(Stored data entries)
-- Opening Marker --

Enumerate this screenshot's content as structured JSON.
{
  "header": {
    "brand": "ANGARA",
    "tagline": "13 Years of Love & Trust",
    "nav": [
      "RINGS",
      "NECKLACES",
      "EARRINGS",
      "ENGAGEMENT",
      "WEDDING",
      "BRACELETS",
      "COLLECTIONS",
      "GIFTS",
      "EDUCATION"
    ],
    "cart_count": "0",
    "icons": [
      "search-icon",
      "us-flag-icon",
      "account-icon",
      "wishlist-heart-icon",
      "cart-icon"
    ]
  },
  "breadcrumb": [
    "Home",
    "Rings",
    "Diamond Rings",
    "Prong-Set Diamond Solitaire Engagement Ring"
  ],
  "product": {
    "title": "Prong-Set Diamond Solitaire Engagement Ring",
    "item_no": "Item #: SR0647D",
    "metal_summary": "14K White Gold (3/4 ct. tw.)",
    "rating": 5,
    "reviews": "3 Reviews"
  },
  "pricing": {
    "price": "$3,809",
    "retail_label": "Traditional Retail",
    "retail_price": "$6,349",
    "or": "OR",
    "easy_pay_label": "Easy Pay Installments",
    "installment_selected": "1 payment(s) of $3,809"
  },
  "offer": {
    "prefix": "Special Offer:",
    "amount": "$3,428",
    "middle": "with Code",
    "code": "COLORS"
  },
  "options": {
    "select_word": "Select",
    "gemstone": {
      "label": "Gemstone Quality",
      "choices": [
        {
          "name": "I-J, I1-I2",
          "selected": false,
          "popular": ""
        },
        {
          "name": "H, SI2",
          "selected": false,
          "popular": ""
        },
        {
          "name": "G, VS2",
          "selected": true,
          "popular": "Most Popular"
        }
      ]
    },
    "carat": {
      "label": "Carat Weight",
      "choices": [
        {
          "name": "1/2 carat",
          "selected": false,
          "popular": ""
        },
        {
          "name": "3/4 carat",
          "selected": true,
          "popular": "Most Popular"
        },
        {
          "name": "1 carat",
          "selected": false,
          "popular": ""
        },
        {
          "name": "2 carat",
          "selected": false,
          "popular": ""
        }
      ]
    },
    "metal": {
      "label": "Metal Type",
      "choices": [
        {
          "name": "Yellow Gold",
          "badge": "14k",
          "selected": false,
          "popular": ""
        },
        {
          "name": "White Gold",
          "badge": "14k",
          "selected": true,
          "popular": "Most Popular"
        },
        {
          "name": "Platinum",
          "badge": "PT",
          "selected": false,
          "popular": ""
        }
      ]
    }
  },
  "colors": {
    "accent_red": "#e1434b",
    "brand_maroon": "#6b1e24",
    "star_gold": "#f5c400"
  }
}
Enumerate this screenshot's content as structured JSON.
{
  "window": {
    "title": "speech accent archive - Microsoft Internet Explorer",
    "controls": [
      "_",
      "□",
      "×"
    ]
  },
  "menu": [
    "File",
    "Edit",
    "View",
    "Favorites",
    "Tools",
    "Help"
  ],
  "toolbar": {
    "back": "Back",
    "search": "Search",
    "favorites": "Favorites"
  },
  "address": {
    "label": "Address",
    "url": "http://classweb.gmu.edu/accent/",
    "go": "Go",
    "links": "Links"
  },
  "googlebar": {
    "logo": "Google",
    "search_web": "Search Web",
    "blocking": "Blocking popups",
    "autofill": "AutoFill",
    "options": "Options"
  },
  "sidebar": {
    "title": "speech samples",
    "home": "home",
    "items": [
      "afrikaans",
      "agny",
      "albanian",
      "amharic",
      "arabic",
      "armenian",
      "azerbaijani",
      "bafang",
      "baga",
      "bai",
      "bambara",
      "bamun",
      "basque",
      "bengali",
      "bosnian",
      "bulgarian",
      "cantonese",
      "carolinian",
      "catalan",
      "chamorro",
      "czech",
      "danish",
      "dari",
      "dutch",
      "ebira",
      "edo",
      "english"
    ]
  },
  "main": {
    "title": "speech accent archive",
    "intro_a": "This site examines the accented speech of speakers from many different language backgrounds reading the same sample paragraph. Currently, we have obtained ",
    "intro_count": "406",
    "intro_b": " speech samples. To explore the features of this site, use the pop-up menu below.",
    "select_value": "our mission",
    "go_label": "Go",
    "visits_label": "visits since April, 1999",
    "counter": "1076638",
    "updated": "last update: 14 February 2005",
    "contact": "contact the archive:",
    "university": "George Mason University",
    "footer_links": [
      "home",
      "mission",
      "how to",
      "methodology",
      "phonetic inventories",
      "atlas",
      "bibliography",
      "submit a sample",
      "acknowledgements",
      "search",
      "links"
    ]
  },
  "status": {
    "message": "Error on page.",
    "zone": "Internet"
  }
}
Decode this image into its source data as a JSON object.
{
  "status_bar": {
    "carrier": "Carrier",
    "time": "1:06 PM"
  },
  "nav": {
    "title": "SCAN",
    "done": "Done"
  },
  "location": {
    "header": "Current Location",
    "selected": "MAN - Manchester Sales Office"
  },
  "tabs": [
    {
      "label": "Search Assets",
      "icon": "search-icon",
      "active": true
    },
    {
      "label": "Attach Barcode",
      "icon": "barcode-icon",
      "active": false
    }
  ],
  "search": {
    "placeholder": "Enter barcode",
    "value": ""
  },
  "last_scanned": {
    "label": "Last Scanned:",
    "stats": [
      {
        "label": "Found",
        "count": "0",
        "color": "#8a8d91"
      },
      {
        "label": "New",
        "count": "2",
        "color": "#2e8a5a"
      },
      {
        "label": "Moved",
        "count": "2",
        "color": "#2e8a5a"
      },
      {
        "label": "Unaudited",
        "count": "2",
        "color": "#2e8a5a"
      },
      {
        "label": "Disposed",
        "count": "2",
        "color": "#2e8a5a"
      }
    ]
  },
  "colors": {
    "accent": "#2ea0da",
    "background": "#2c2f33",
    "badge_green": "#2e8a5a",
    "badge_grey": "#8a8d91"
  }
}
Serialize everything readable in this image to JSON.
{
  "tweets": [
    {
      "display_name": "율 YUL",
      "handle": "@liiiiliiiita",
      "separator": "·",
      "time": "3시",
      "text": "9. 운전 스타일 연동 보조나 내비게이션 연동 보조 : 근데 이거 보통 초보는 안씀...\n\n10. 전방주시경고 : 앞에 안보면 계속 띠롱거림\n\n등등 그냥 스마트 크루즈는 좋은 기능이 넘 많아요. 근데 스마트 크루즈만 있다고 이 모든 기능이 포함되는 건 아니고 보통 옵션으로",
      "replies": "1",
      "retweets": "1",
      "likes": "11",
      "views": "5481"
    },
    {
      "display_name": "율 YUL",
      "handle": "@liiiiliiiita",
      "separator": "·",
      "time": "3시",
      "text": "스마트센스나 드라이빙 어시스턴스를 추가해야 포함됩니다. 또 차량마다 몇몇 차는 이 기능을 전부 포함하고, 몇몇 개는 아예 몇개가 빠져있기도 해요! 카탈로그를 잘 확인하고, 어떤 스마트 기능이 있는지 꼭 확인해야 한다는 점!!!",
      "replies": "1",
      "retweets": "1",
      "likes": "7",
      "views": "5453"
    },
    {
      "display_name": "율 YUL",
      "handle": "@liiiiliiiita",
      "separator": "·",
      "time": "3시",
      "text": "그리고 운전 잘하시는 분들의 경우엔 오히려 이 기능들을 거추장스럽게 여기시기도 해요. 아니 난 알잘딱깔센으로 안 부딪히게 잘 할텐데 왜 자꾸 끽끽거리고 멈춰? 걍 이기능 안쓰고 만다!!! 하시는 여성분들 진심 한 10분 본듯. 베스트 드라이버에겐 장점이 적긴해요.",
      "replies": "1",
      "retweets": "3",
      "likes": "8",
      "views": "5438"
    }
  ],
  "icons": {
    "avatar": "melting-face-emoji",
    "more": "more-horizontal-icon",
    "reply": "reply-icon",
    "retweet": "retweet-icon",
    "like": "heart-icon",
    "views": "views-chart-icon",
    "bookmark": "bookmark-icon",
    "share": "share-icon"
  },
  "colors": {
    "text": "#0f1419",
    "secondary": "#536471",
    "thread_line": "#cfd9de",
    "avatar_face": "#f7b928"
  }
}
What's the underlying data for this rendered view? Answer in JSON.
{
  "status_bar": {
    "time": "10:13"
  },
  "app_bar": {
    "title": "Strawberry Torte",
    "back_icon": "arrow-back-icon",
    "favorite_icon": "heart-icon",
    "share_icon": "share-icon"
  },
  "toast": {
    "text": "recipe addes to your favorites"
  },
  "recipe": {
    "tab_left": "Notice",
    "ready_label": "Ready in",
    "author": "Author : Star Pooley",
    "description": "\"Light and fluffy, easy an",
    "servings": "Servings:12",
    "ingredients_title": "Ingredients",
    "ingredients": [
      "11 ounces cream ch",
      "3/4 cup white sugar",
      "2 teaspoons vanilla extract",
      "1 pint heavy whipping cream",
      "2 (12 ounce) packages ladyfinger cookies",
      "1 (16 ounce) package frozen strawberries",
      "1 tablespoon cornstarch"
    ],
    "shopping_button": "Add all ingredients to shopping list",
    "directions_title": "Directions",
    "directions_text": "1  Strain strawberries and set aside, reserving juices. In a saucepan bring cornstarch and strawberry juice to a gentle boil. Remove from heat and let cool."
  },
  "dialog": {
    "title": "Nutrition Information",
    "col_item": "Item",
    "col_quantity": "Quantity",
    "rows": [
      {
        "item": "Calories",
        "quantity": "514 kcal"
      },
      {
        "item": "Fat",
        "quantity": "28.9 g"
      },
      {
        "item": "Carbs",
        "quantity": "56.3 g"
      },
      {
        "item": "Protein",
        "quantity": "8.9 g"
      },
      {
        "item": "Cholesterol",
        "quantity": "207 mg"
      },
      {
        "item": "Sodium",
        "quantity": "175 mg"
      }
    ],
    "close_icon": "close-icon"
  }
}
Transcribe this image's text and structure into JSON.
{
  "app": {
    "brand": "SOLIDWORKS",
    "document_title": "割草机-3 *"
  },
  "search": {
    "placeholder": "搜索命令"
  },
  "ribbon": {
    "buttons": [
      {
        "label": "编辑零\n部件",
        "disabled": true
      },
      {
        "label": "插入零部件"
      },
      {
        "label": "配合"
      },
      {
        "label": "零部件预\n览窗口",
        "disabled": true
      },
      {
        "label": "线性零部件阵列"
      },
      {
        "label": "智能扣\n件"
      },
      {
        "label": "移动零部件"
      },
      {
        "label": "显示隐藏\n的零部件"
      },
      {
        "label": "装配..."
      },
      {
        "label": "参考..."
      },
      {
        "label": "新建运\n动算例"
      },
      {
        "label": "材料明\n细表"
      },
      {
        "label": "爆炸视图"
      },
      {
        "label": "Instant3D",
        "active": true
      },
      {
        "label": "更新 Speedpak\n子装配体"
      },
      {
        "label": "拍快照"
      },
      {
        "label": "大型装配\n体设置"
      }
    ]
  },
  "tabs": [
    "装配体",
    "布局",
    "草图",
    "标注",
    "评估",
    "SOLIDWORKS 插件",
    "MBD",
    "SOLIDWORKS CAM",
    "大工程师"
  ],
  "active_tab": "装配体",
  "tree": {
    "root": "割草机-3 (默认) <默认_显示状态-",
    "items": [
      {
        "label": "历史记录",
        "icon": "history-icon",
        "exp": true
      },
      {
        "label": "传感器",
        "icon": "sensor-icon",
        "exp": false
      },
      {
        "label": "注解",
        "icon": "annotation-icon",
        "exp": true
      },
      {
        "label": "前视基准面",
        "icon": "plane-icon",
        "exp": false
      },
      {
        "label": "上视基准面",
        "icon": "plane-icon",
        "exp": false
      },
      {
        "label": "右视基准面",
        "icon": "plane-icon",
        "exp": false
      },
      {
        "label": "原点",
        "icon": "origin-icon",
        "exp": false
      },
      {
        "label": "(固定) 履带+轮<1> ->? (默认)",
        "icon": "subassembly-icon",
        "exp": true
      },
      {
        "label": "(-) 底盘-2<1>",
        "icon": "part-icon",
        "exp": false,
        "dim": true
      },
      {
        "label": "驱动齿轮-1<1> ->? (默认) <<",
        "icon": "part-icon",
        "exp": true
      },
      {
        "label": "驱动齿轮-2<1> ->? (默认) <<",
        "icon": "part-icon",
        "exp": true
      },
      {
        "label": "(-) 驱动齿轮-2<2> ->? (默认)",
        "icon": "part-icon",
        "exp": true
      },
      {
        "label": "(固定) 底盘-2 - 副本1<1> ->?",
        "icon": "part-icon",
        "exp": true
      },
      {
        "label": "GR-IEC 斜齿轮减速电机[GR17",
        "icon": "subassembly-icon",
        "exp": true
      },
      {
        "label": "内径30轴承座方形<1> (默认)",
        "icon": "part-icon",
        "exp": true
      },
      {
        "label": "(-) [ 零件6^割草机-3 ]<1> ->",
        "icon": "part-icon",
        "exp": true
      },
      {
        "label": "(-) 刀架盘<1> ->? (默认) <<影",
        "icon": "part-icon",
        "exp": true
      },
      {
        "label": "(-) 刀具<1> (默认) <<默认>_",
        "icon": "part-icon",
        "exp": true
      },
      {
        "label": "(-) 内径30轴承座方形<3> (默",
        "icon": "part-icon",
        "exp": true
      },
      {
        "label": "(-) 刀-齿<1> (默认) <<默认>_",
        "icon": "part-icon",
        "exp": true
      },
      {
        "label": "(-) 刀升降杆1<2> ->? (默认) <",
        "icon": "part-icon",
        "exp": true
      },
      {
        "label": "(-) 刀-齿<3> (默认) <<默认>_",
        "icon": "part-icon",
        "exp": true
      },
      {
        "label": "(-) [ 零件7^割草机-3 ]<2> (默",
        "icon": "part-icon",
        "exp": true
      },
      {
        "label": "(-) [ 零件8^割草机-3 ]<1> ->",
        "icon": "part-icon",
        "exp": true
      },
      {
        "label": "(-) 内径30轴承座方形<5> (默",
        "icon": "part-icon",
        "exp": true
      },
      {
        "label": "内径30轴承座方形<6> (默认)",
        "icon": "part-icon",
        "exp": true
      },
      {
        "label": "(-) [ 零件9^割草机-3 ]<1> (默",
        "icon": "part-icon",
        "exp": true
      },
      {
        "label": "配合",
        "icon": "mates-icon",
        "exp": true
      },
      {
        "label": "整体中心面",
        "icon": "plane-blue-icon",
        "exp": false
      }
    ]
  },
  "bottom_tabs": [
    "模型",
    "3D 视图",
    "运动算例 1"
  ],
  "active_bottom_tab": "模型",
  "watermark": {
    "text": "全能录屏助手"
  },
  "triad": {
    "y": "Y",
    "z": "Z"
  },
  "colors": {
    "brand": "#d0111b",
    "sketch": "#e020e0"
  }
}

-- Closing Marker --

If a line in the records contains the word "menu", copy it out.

  "menu": [
    "intro_b": " speech samples. To explore the features of this site, use the pop-up menu below.",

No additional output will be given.